* Your assignment
In the data below, which lines hold the word "title"? Copy them.
*** Opening of Data records ***
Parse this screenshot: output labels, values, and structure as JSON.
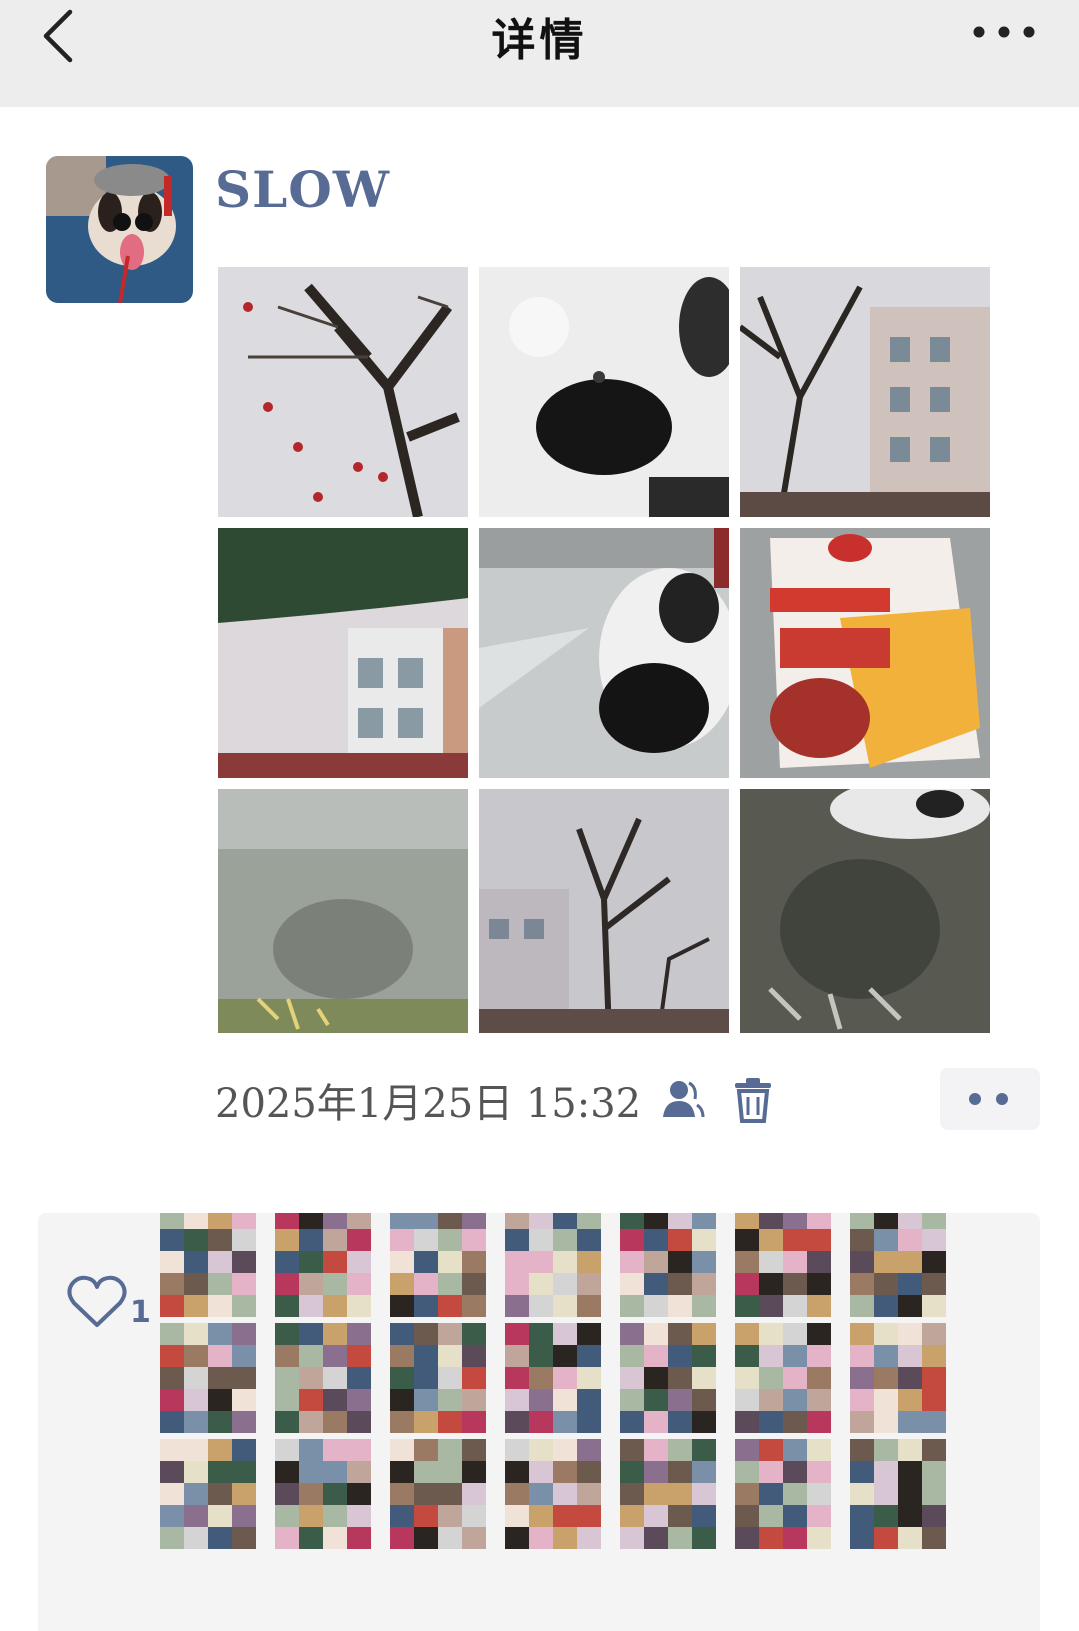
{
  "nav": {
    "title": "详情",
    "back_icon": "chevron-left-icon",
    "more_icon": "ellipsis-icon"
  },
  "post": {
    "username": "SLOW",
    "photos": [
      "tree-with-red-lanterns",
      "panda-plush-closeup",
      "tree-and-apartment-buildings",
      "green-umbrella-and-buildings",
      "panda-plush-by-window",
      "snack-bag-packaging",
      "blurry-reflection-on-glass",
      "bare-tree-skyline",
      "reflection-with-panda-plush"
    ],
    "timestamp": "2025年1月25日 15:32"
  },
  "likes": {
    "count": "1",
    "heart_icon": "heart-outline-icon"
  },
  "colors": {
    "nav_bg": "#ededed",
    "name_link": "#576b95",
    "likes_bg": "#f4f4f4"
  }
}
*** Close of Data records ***
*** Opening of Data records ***
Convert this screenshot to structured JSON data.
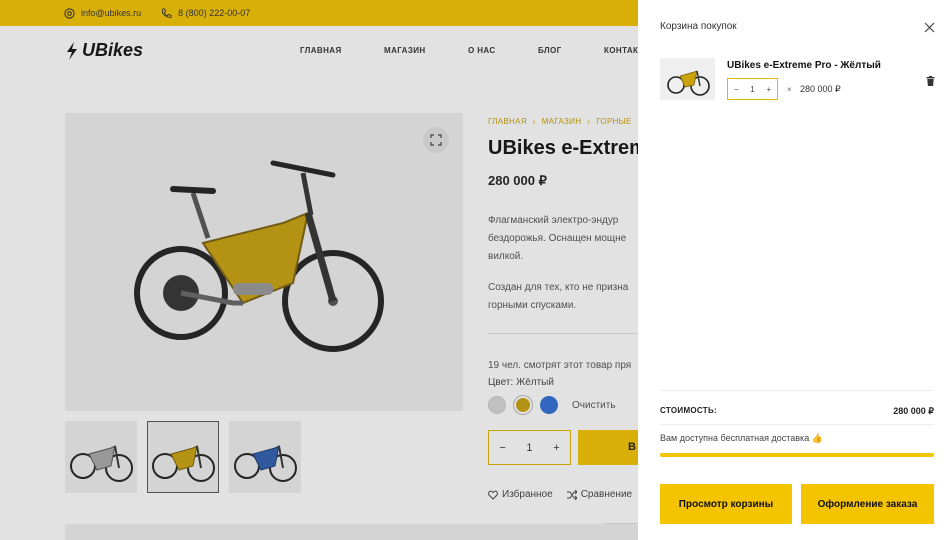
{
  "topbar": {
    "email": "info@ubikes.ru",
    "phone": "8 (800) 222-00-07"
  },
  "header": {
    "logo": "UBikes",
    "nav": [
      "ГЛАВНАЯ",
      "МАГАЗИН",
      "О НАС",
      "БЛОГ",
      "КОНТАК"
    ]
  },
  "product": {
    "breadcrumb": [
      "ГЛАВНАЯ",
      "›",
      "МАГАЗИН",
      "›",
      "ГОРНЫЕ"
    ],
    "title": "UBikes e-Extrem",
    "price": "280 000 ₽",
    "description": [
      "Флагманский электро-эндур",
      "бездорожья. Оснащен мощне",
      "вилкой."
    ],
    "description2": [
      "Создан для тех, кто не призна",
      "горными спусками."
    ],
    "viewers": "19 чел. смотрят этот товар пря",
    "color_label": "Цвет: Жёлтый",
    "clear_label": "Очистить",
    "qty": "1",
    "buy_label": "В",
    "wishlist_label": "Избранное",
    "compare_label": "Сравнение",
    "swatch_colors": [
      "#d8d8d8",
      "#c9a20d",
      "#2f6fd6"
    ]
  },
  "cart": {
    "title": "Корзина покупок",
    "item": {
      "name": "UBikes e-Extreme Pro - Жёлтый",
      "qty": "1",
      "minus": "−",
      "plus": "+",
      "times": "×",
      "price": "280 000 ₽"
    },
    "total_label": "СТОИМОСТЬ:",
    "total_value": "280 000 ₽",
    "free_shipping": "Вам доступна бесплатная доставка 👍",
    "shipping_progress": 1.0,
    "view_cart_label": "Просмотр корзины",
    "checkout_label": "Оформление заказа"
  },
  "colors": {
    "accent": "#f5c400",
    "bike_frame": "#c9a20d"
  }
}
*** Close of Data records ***
* Finished exercise
    "title": "详情",
    "title": "UBikes e-Extrem",
    "title": "Корзина покупок",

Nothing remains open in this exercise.